* Exercise prompt *
Would you reproduce the entries exactly, including every line?

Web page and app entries
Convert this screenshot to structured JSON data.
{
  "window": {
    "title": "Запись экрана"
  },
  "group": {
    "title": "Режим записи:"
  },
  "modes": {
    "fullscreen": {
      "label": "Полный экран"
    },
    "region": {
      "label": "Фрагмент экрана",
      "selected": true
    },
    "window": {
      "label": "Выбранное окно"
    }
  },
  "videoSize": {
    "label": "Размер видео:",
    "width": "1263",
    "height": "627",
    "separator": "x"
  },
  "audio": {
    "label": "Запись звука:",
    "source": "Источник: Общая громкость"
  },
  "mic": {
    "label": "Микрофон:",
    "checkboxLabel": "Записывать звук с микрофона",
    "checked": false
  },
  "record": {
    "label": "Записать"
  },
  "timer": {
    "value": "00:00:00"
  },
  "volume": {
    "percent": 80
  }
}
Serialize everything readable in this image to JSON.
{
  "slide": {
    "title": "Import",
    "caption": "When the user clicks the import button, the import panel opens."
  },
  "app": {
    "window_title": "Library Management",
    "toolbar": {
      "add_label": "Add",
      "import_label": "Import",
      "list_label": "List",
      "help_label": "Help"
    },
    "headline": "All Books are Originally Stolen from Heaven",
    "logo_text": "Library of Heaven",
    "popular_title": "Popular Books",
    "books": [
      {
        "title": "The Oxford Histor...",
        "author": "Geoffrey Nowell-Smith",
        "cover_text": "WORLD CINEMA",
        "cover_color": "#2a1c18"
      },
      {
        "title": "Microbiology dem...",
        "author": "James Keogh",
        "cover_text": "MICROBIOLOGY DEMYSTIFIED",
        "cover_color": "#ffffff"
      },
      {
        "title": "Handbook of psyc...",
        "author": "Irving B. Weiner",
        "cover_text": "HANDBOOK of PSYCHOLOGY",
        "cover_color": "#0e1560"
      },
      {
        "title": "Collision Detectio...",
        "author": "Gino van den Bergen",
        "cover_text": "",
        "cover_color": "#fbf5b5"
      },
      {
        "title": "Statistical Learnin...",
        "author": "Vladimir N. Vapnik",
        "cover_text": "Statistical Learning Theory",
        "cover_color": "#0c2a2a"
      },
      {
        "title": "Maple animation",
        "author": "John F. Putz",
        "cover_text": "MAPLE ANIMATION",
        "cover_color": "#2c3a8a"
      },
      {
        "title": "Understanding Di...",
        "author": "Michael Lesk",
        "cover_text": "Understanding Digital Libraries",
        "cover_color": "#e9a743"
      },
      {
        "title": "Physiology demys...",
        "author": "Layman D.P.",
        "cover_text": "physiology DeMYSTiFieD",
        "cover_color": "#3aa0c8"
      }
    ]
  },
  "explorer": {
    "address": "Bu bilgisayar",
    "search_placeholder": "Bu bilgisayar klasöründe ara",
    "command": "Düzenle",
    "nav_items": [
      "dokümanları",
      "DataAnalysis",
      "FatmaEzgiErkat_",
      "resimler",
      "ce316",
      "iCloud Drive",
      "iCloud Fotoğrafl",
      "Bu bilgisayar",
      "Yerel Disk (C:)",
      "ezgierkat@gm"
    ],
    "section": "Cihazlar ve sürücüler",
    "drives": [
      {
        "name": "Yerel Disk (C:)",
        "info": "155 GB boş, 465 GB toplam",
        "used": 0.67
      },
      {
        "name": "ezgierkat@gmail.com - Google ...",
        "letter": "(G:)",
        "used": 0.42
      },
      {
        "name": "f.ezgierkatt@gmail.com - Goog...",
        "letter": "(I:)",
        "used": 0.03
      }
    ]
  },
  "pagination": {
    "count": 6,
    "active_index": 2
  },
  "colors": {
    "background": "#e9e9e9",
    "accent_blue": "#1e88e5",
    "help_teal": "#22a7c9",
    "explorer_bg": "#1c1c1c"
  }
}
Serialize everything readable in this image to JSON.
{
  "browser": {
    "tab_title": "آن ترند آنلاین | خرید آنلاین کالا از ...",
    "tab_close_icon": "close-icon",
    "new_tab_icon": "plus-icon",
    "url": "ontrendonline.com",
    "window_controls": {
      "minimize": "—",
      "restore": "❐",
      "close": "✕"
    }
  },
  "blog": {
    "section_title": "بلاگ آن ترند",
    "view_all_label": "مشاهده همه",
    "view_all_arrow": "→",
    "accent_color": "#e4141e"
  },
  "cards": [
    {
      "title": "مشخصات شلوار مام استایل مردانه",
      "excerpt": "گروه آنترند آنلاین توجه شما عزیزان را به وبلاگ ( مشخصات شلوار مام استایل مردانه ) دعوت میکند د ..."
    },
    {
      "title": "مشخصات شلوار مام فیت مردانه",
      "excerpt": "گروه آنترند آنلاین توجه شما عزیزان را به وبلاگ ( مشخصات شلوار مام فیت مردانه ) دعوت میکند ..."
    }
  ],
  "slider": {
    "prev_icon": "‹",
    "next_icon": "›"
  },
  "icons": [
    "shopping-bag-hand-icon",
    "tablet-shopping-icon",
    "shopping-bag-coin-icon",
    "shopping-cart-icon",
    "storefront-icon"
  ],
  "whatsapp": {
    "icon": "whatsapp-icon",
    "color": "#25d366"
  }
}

* Result below *
Convert this screenshot to structured JSON data.
{
  "window": {
    "title": "Запись экрана"
  },
  "group": {
    "title": "Режим записи:"
  },
  "modes": {
    "fullscreen": {
      "label": "Полный экран"
    },
    "region": {
      "label": "Фрагмент экрана",
      "selected": true
    },
    "window": {
      "label": "Выбранное окно"
    }
  },
  "videoSize": {
    "label": "Размер видео:",
    "width": "1263",
    "height": "627",
    "separator": "x"
  },
  "audio": {
    "label": "Запись звука:",
    "source": "Источник: Общая громкость"
  },
  "mic": {
    "label": "Микрофон:",
    "checkboxLabel": "Записывать звук с микрофона",
    "checked": false
  },
  "record": {
    "label": "Записать"
  },
  "timer": {
    "value": "00:00:00"
  },
  "volume": {
    "percent": 80
  }
}
Serialize everything readable in this image to JSON.
{
  "slide": {
    "title": "Import",
    "caption": "When the user clicks the import button, the import panel opens."
  },
  "app": {
    "window_title": "Library Management",
    "toolbar": {
      "add_label": "Add",
      "import_label": "Import",
      "list_label": "List",
      "help_label": "Help"
    },
    "headline": "All Books are Originally Stolen from Heaven",
    "logo_text": "Library of Heaven",
    "popular_title": "Popular Books",
    "books": [
      {
        "title": "The Oxford Histor...",
        "author": "Geoffrey Nowell-Smith",
        "cover_text": "WORLD CINEMA",
        "cover_color": "#2a1c18"
      },
      {
        "title": "Microbiology dem...",
        "author": "James Keogh",
        "cover_text": "MICROBIOLOGY DEMYSTIFIED",
        "cover_color": "#ffffff"
      },
      {
        "title": "Handbook of psyc...",
        "author": "Irving B. Weiner",
        "cover_text": "HANDBOOK of PSYCHOLOGY",
        "cover_color": "#0e1560"
      },
      {
        "title": "Collision Detectio...",
        "author": "Gino van den Bergen",
        "cover_text": "",
        "cover_color": "#fbf5b5"
      },
      {
        "title": "Statistical Learnin...",
        "author": "Vladimir N. Vapnik",
        "cover_text": "Statistical Learning Theory",
        "cover_color": "#0c2a2a"
      },
      {
        "title": "Maple animation",
        "author": "John F. Putz",
        "cover_text": "MAPLE ANIMATION",
        "cover_color": "#2c3a8a"
      },
      {
        "title": "Understanding Di...",
        "author": "Michael Lesk",
        "cover_text": "Understanding Digital Libraries",
        "cover_color": "#e9a743"
      },
      {
        "title": "Physiology demys...",
        "author": "Layman D.P.",
        "cover_text": "physiology DeMYSTiFieD",
        "cover_color": "#3aa0c8"
      }
    ]
  },
  "explorer": {
    "address": "Bu bilgisayar",
    "search_placeholder": "Bu bilgisayar klasöründe ara",
    "command": "Düzenle",
    "nav_items": [
      "dokümanları",
      "DataAnalysis",
      "FatmaEzgiErkat_",
      "resimler",
      "ce316",
      "iCloud Drive",
      "iCloud Fotoğrafl",
      "Bu bilgisayar",
      "Yerel Disk (C:)",
      "ezgierkat@gm"
    ],
    "section": "Cihazlar ve sürücüler",
    "drives": [
      {
        "name": "Yerel Disk (C:)",
        "info": "155 GB boş, 465 GB toplam",
        "used": 0.67
      },
      {
        "name": "ezgierkat@gmail.com - Google ...",
        "letter": "(G:)",
        "used": 0.42
      },
      {
        "name": "f.ezgierkatt@gmail.com - Goog...",
        "letter": "(I:)",
        "used": 0.03
      }
    ]
  },
  "pagination": {
    "count": 6,
    "active_index": 2
  },
  "colors": {
    "background": "#e9e9e9",
    "accent_blue": "#1e88e5",
    "help_teal": "#22a7c9",
    "explorer_bg": "#1c1c1c"
  }
}
Serialize everything readable in this image to JSON.
{
  "browser": {
    "tab_title": "آن ترند آنلاین | خرید آنلاین کالا از ...",
    "tab_close_icon": "close-icon",
    "new_tab_icon": "plus-icon",
    "url": "ontrendonline.com",
    "window_controls": {
      "minimize": "—",
      "restore": "❐",
      "close": "✕"
    }
  },
  "blog": {
    "section_title": "بلاگ آن ترند",
    "view_all_label": "مشاهده همه",
    "view_all_arrow": "→",
    "accent_color": "#e4141e"
  },
  "cards": [
    {
      "title": "مشخصات شلوار مام استایل مردانه",
      "excerpt": "گروه آنترند آنلاین توجه شما عزیزان را به وبلاگ ( مشخصات شلوار مام استایل مردانه ) دعوت میکند د ..."
    },
    {
      "title": "مشخصات شلوار مام فیت مردانه",
      "excerpt": "گروه آنترند آنلاین توجه شما عزیزان را به وبلاگ ( مشخصات شلوار مام فیت مردانه ) دعوت میکند ..."
    }
  ],
  "slider": {
    "prev_icon": "‹",
    "next_icon": "›"
  },
  "icons": [
    "shopping-bag-hand-icon",
    "tablet-shopping-icon",
    "shopping-bag-coin-icon",
    "shopping-cart-icon",
    "storefront-icon"
  ],
  "whatsapp": {
    "icon": "whatsapp-icon",
    "color": "#25d366"
  }
}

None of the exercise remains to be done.